The economy remains highly concentrated and existing firms have substantial advantages over entrants and smaller rivals. These firms can use their power to block rivals, also by influencing regulations in their favour. Changing the structure and the ownership of the economy simultaneously requires a package of measures to tackle the abuse of market power by large firms, change regulations to open up markets, and effectively support the development of the capabilities of smaller firms.
‘You can’t bite the hand that feeds you’: Contracts between SME suppliers and the large supermarkets
This article examines the implications of the contracts between the four main South African supermarkets and their SME suppliers. Supermarkets’ procurement practices, in particular their practice of charging suppliers a substantial ‘rebate commission’ as well as requiring suppliers to comply with private, rather than public, production and health standards, have a significant impact on the ability of new SME suppliers to enter the market and to create jobs. This has important policy implications.
The reasons for the closure of fairly well-established informal enterprises are varied. Between 2010 and 2015, in the Cape Flats township of Delft South, a key factor was the failure to respond adequately to the more entrepreneurial business model of foreign traders and the strict enforcement of unfavourable liquor trading policies. Still, household misfortunes and broader socio-cultural dynamics also played crucial roles. A richer understanding of why enterprises shut down should inform policy to foster the sustainability of informal enterprises.
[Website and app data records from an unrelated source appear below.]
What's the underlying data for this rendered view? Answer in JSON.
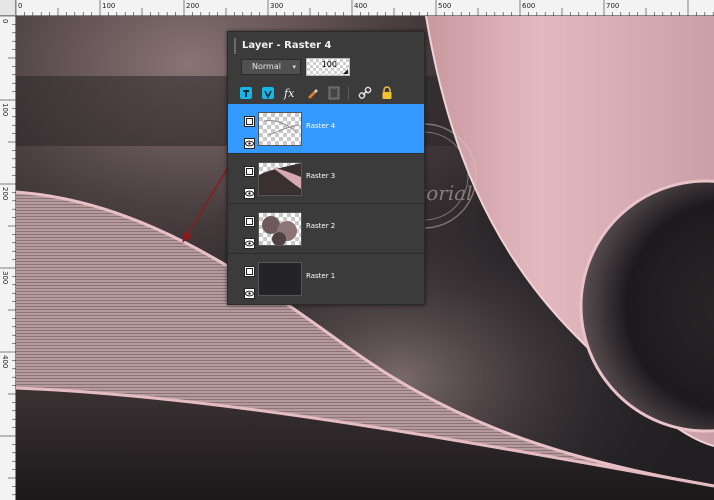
{
  "ruler": {
    "top_labels": [
      "0",
      "100",
      "200",
      "300",
      "400",
      "500",
      "600",
      "700"
    ],
    "left_labels": [
      "0",
      "100",
      "200",
      "300",
      "400"
    ]
  },
  "layers_panel": {
    "title": "Layer - Raster 4",
    "blend_mode": "Normal",
    "opacity": "100",
    "toolbar_icons": [
      "new-raster-layer-icon",
      "new-vector-layer-icon",
      "new-adjustment-layer-icon",
      "brush-icon",
      "mask-icon",
      "link-icon",
      "lock-icon"
    ],
    "layers": [
      {
        "name": "Raster 4",
        "selected": true
      },
      {
        "name": "Raster 3",
        "selected": false
      },
      {
        "name": "Raster 2",
        "selected": false
      },
      {
        "name": "Raster 1",
        "selected": false
      }
    ]
  },
  "watermark": {
    "text": "Tutorial"
  },
  "colors": {
    "selection": "#3399ff",
    "panel_bg": "#3b3b3b",
    "accent_pink": "#d8aab1",
    "arrow": "#8b1a1a"
  }
}
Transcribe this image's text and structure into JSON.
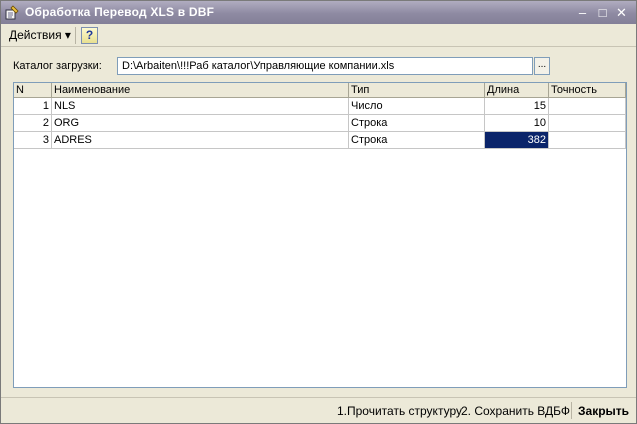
{
  "window": {
    "title": "Обработка  Перевод XLS в DBF",
    "controls": {
      "minimize": "–",
      "maximize": "□",
      "close": "✕"
    }
  },
  "toolbar": {
    "actions_label": "Действия ▾",
    "help_label": "?"
  },
  "form": {
    "path_label": "Каталог загрузки:",
    "path_value": "D:\\Arbaiten\\!!!Раб каталог\\Управляющие компании.xls",
    "browse_label": "..."
  },
  "table": {
    "columns": {
      "n": "N",
      "name": "Наименование",
      "type": "Тип",
      "length": "Длина",
      "precision": "Точность"
    },
    "rows": [
      {
        "n": "1",
        "name": "NLS",
        "type": "Число",
        "length": "15",
        "precision": ""
      },
      {
        "n": "2",
        "name": "ORG",
        "type": "Строка",
        "length": "10",
        "precision": ""
      },
      {
        "n": "3",
        "name": "ADRES",
        "type": "Строка",
        "length": "382",
        "precision": ""
      }
    ]
  },
  "footer": {
    "read_structure": "1.Прочитать структуру",
    "save_dbf": "2. Сохранить ВДБФ",
    "close": "Закрыть"
  }
}
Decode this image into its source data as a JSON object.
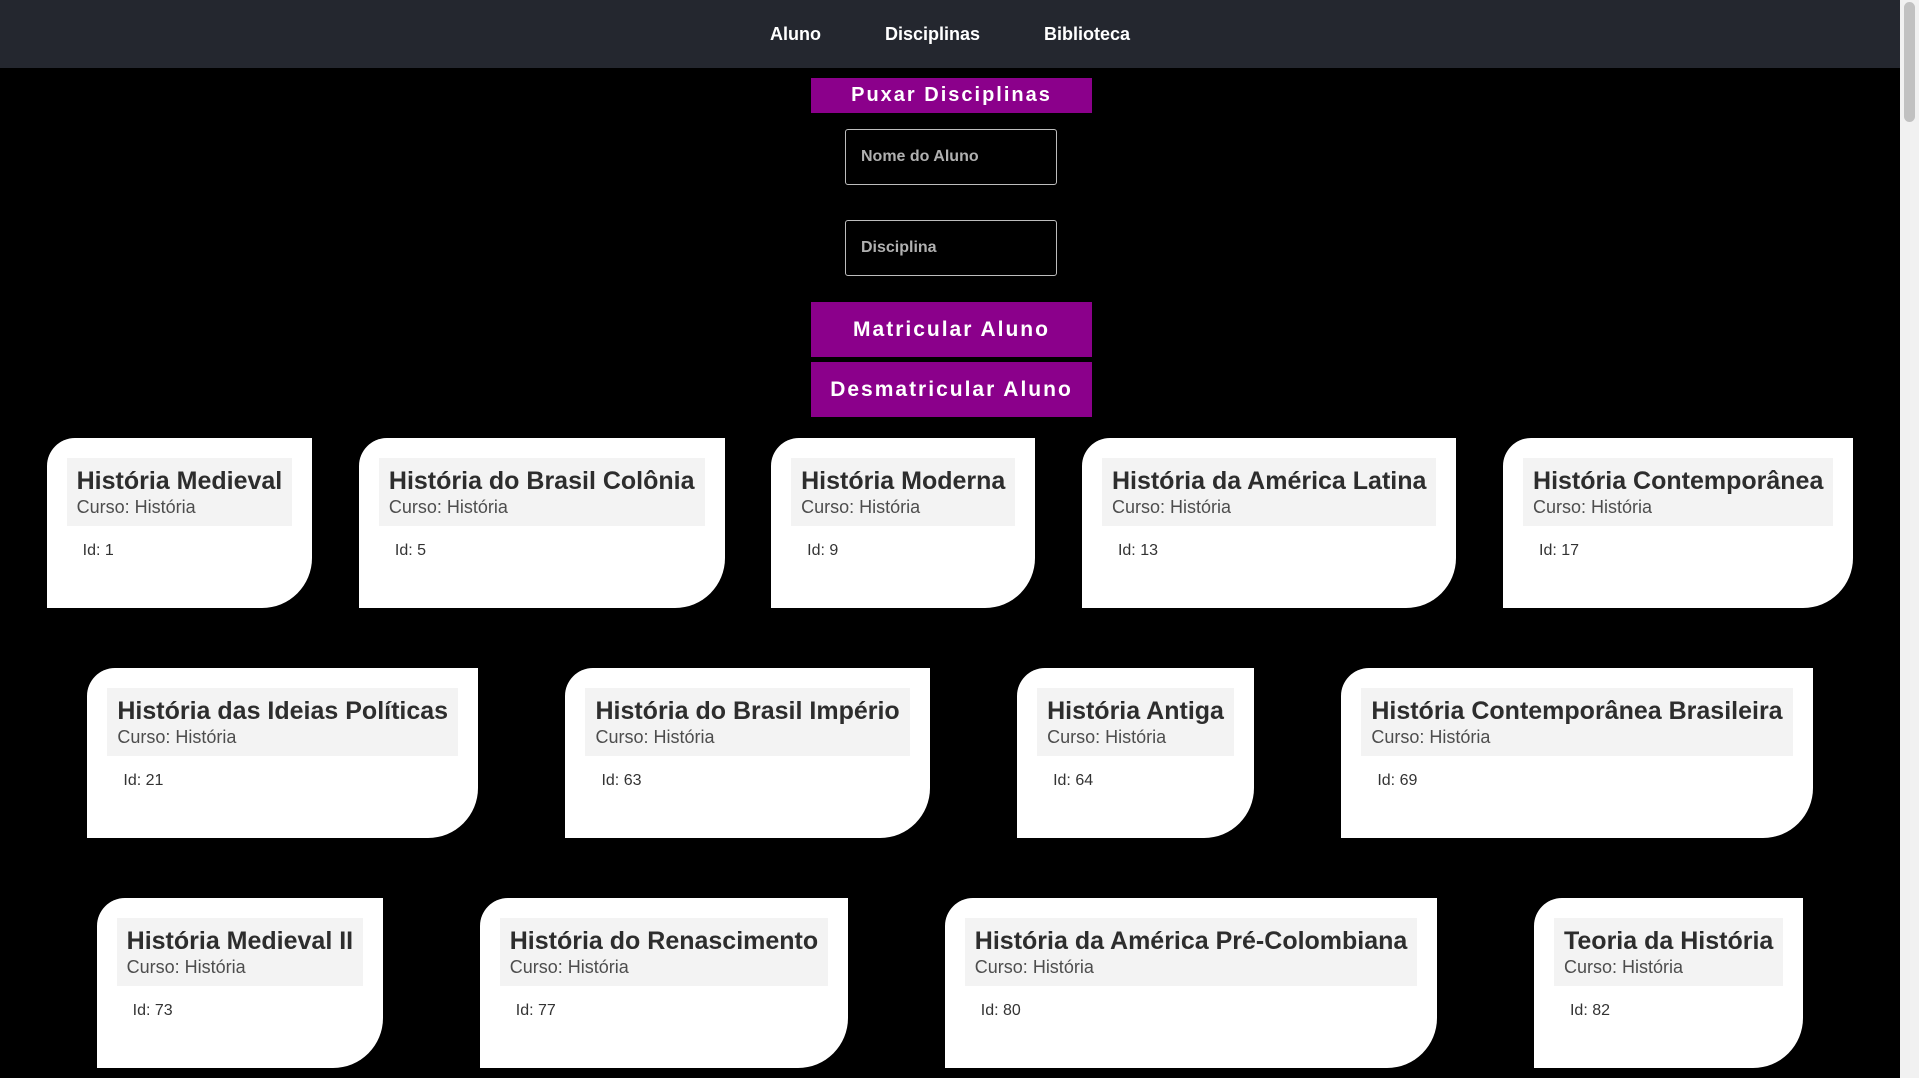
{
  "nav": {
    "items": [
      "Aluno",
      "Disciplinas",
      "Biblioteca"
    ]
  },
  "form": {
    "pull_button": "Puxar Disciplinas",
    "student_name_placeholder": "Nome do Aluno",
    "discipline_placeholder": "Disciplina",
    "enroll_button": "Matricular Aluno",
    "unenroll_button": "Desmatricular Aluno"
  },
  "colors": {
    "navbar": "#24272f",
    "accent_button": "#8b008b",
    "page_background": "#000000",
    "card_background": "#ffffff"
  },
  "cards": [
    {
      "title": "História Medieval",
      "course": "Curso: História",
      "id": "Id: 1"
    },
    {
      "title": "História do Brasil Colônia",
      "course": "Curso: História",
      "id": "Id: 5"
    },
    {
      "title": "História Moderna",
      "course": "Curso: História",
      "id": "Id: 9"
    },
    {
      "title": "História da América Latina",
      "course": "Curso: História",
      "id": "Id: 13"
    },
    {
      "title": "História Contemporânea",
      "course": "Curso: História",
      "id": "Id: 17"
    },
    {
      "title": "História das Ideias Políticas",
      "course": "Curso: História",
      "id": "Id: 21"
    },
    {
      "title": "História do Brasil Império",
      "course": "Curso: História",
      "id": "Id: 63"
    },
    {
      "title": "História Antiga",
      "course": "Curso: História",
      "id": "Id: 64"
    },
    {
      "title": "História Contemporânea Brasileira",
      "course": "Curso: História",
      "id": "Id: 69"
    },
    {
      "title": "História Medieval II",
      "course": "Curso: História",
      "id": "Id: 73"
    },
    {
      "title": "História do Renascimento",
      "course": "Curso: História",
      "id": "Id: 77"
    },
    {
      "title": "História da América Pré-Colombiana",
      "course": "Curso: História",
      "id": "Id: 80"
    },
    {
      "title": "Teoria da História",
      "course": "Curso: História",
      "id": "Id: 82"
    }
  ]
}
Over the past 15 years Government has promoted cooperatives at national and provincial levels with the aim of enabling small producers to tap into mainstream economic activities. Tens of thousands of cooperatives were formed in processes with officials’ performance appraisals based on the number of new cooperatives being formed. A 2014 study in the Free State indicates a very low survival rate of cooperatives and little evidence of job creation. This accords with earlier findings of an EU-funded study at the national level.
This article examines the contrasting business models in the spaza shop sector, and compares foreign-run businesses with South African businesses. We argue that foreign shop keepers are more successful than South Africans because of the strength of their social networks, which provide them with access to labour and capital and enable collective purchasing and market domination. The article argues for a two-pronged policy that would formalise larger shops whilst permitting and encouraging informal micro and survivalist businesses.
Marginalised businesses provide livelihood and income opportunities for a large section of the population. However, these businesses are not able to capture growth opportunities because of several constraints; they continue to operate on the periphery of the mainstream economy. Yet they could become a major source of employment growth. Efforts to unlock this potential must concentrate on exploiting value chains and making government policy more responsive to the unique needs and challenges of marginalised businesses.
How structural inequality limits employment and self-employment in poor areas (or: Why South Africa’s informal sector is so small)
Given South Africa’s high levels of unemployment, the relatively small size of the micro-enterprise sector is a conundrum. This article argues that structural inequality is the reason for this – in particular, inequality in the structure of the economy, the legacies of spatial inequality and the continued inequalities in human development. Their combined effect is to limit the scope for poor people to escape poverty via self-employment. This explains the limited extent and small range of informal employment.